▶ [Assignment]: Please write out the full listing beneath this line exactly, skipping its images.
'''
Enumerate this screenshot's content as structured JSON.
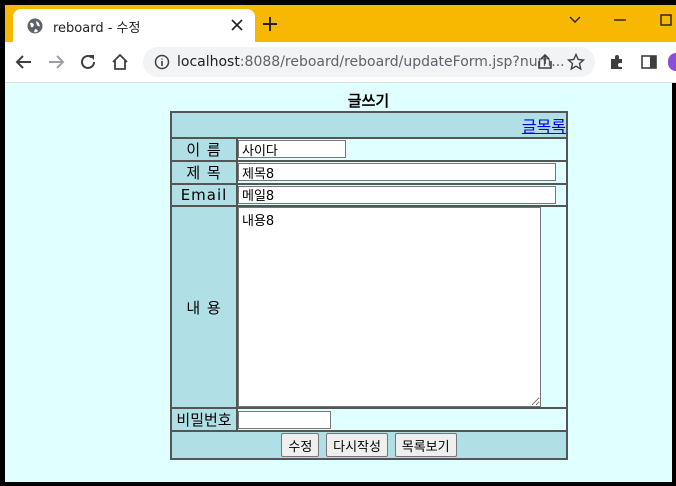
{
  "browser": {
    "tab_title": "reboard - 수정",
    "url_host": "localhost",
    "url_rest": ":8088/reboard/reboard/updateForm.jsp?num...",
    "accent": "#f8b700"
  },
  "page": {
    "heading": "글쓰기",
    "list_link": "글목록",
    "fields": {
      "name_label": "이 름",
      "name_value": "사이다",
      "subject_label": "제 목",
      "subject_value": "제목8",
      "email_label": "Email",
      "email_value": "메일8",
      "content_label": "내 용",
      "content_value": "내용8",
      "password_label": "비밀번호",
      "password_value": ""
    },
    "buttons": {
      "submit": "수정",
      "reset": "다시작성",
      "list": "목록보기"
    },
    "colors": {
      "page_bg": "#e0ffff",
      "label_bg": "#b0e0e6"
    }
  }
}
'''
▶ [Your solution]:
Enumerate this screenshot's content as structured JSON.
{
  "browser": {
    "tab_title": "reboard - 수정",
    "url_host": "localhost",
    "url_rest": ":8088/reboard/reboard/updateForm.jsp?num...",
    "accent": "#f8b700"
  },
  "page": {
    "heading": "글쓰기",
    "list_link": "글목록",
    "fields": {
      "name_label": "이 름",
      "name_value": "사이다",
      "subject_label": "제 목",
      "subject_value": "제목8",
      "email_label": "Email",
      "email_value": "메일8",
      "content_label": "내 용",
      "content_value": "내용8",
      "password_label": "비밀번호",
      "password_value": ""
    },
    "buttons": {
      "submit": "수정",
      "reset": "다시작성",
      "list": "목록보기"
    },
    "colors": {
      "page_bg": "#e0ffff",
      "label_bg": "#b0e0e6"
    }
  }
}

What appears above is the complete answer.